When Renée Fleming had her tour de force Met opening night gala of 2008, there could no longer be a doubt as to her standing as our great American opera diva. She is the first woman and only the second singer in Met history to headline an opening night. For the unprecedented evening she sang selections from La Traviata, Manon, and the final scene from Capriccio. Critics seemed to think that the later was her best, and everybody hoped for more to come. Last night our dream came true when Ms. Fleming sang in the full length opera. From start to finish, she seemed to feel right at home in this luxuriously decadent, serene, and musically sensitive work. It is obvious that she loves singing Strauss; not only does her voice so effortlessly melt into the orchestral texture, but she rolls around in it, blooming every chance she gets. One would be hard pressed to find a better match for the fabulous Countess than this diva.
The kind of respect and excitement Ms. Fleming generates with whatever project she takes on demands sincere admiration and respect. She is as mainstream a star as opera singers can become, for which the closeted opera world should be eternally grateful. Naturally, I get excited when she comes to the Met. Unfortunately, she has yet to rock my socks off. Last month, she employed the same vocal style she does in Strauss to Armida, which ended up making Rossini sound a little bit too luscious with not enough bite. For such a technically precise, direct, and light style as bel-canto, her velvety and buttery voice just sounded awkward.

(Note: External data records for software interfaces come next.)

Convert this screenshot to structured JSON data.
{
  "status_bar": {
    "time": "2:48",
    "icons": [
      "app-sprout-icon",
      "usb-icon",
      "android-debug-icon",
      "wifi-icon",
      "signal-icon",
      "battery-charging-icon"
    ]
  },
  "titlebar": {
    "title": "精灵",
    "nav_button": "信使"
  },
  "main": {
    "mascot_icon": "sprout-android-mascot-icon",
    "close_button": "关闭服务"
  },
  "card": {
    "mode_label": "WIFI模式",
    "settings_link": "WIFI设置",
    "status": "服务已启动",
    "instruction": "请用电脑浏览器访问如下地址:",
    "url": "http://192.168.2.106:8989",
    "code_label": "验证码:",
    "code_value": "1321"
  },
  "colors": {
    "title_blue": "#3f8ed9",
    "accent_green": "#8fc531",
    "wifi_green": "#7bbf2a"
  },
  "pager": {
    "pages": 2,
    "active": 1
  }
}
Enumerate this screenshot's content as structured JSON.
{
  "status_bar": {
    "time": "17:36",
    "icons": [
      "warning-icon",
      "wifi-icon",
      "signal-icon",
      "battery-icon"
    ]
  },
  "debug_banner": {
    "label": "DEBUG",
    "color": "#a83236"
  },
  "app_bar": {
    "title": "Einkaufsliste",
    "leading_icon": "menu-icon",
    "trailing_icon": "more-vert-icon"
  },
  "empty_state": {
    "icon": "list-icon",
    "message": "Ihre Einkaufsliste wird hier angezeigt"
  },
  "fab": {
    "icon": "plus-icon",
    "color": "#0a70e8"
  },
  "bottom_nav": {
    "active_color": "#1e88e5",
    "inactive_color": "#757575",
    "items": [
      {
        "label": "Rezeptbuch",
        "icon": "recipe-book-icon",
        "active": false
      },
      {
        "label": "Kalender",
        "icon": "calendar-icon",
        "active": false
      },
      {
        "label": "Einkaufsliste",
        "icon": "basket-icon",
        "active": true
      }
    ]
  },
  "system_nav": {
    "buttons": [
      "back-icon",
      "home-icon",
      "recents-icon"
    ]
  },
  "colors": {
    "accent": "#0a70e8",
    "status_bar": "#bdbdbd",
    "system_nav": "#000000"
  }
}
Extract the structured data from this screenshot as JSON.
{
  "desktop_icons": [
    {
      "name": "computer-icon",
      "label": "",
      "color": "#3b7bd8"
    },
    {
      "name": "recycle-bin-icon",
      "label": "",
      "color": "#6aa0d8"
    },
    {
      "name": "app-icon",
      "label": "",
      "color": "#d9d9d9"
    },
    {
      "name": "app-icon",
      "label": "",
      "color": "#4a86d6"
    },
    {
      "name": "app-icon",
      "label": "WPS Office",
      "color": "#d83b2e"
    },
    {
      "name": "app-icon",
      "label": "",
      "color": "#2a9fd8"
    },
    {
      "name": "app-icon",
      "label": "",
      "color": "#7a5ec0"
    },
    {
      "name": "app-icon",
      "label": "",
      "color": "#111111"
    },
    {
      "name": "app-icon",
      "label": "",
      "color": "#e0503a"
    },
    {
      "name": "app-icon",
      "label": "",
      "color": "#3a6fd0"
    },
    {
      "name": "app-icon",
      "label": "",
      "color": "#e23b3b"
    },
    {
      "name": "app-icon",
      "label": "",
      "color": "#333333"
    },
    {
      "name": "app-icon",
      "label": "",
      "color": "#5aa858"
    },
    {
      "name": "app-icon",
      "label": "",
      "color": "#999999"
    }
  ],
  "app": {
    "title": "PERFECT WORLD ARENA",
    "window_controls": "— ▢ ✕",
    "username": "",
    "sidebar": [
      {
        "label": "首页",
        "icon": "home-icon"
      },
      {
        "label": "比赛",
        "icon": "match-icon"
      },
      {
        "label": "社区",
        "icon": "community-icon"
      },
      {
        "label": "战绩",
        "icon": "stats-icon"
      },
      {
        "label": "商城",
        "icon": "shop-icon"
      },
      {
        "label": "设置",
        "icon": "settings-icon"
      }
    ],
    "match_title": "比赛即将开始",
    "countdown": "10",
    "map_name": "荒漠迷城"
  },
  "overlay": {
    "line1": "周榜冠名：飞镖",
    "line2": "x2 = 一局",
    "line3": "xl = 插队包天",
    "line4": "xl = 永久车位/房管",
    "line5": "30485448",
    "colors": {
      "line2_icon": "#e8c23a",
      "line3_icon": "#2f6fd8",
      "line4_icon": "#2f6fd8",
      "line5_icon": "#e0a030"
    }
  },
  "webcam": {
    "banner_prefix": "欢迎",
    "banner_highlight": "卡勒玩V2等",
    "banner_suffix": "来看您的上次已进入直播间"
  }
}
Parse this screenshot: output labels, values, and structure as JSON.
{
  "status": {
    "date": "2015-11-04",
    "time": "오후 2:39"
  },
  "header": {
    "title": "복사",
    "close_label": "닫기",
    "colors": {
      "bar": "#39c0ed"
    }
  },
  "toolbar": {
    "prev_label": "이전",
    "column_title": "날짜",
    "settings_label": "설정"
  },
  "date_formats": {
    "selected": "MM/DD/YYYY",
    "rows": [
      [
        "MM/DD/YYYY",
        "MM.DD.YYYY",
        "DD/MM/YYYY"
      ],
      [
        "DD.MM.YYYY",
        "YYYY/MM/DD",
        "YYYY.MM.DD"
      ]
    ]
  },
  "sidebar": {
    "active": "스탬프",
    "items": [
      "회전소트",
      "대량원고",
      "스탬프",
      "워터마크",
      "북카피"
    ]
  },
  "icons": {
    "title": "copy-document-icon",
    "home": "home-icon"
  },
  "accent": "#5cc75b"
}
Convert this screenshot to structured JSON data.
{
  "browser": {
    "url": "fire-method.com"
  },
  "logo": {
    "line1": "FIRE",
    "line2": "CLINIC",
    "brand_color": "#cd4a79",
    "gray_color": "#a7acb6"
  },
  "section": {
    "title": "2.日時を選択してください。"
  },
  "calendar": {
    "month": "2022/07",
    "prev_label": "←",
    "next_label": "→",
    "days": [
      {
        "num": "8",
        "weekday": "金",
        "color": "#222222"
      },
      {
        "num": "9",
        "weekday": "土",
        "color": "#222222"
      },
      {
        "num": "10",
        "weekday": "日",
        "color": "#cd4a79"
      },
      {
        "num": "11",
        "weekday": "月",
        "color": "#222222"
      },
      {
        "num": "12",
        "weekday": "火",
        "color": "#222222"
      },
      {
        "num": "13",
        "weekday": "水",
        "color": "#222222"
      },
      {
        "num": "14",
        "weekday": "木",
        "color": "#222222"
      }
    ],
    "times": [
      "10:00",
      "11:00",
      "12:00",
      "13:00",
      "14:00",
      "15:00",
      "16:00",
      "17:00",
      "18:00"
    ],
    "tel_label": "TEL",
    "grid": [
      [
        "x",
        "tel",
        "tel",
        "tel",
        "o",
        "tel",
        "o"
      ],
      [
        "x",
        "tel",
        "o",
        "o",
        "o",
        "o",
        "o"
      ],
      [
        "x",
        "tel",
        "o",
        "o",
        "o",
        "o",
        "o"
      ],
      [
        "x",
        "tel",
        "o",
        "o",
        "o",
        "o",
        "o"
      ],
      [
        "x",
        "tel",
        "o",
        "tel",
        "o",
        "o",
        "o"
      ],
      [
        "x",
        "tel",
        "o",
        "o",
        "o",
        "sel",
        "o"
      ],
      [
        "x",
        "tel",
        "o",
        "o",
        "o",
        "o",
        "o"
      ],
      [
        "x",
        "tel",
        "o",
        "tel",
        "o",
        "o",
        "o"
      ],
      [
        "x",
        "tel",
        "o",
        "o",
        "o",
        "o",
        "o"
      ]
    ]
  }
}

Some people complain that Ms. Fleming's voice often remains at a distanced, static emotion; that it lacks a certain intensity of direction on a literal communication level. Take as a contrast Maria Callas, whos emotional sharpness still seems to rip at ones heart today, even through a pair of headphones. Most of the times I've seen Ms. Fleming, I end up pulling at strings, trying to fall in love. But obviously, falling in love cannot be forced. Capriccio and late Strauss in general are such a beautiful fit for her because directional clarity is not as urgent. There is a lot more bathing in ones own sound, which she does oh so well. For me, the sustained pleasure she produces is rather like taking a slow bite from a chocolate moose cake. You don't necessarily feel rejuvenated afterwards, but the instant gratification makes the experience worth it...maybe. My date for the evening seemed completely uninspired. There was a certain drama missing from his usual night at the opera.
Capriccio was Strauss's last opera. It premiered in Munich in 1942, at the height of World War II. The plot centers around the age-old debate about which is more important- words or music, (Prima la musica, Poi le Parole). This idea for an opera had originated between Strauss and his librettist at the time, Stefan Zweig. After the death of Strauss's longtime collaborator, Hugo con Hofmannsthal, in 1929, Strauss managed to find an equally vibrant partnership with Zweig. Their original plan was to present Capriccio first, posing the eternal question, and then to follow it with their "answer"- the mythological subject of Daphne. Because Zweig was Jewish, their close association was eventually forced to take on an intermediary, the aryan theatre historian Joseph Gregor. Where Zweig was a creative artist, Gregor was an academic, and Strauss became consistently frustrated with his new partner. Fortunately, Strauss had already been discussing the opera with a friend, the conductor Clemens Krauss. Krauss took over the half completed project, but evidently a fair share of the final libretto is by Strauss himself.
The original idea of pairing Capriccio with Daphne was now thought to comprise too long of an evening, so Strauss came up with a better idea. Halfway through Capriccio the audience learns that what they have been listening to all along is in fact the "answer" to this eternal debate between words and music: Capriccio itself, is the balanced work of the composer, Flamand, and the poet, Olivier. Strauss then uses these two paradoxical characters as the main love bait for the Countess. In the final eloquent scene, these are the two sides that she is debating, portrayed literally as which person she should fall in love with, and figuratively with obviously much broader implications. It is a conundrum that Strauss so beautifully presents as his final oeuvre.
(The picture above is from the 2008 Capriccio. I like the dress better than her new one.)